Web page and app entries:
════════════════

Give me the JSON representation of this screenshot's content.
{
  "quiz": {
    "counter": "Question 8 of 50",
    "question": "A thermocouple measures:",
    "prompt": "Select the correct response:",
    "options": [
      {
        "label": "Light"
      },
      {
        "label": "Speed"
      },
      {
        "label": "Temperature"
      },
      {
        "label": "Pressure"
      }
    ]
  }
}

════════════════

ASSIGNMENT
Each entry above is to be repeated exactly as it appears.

RESPONSE BOX
Give me the JSON representation of this screenshot's content.
{
  "quiz": {
    "counter": "Question 8 of 50",
    "question": "A thermocouple measures:",
    "prompt": "Select the correct response:",
    "options": [
      {
        "label": "Light"
      },
      {
        "label": "Speed"
      },
      {
        "label": "Temperature"
      },
      {
        "label": "Pressure"
      }
    ]
  }
}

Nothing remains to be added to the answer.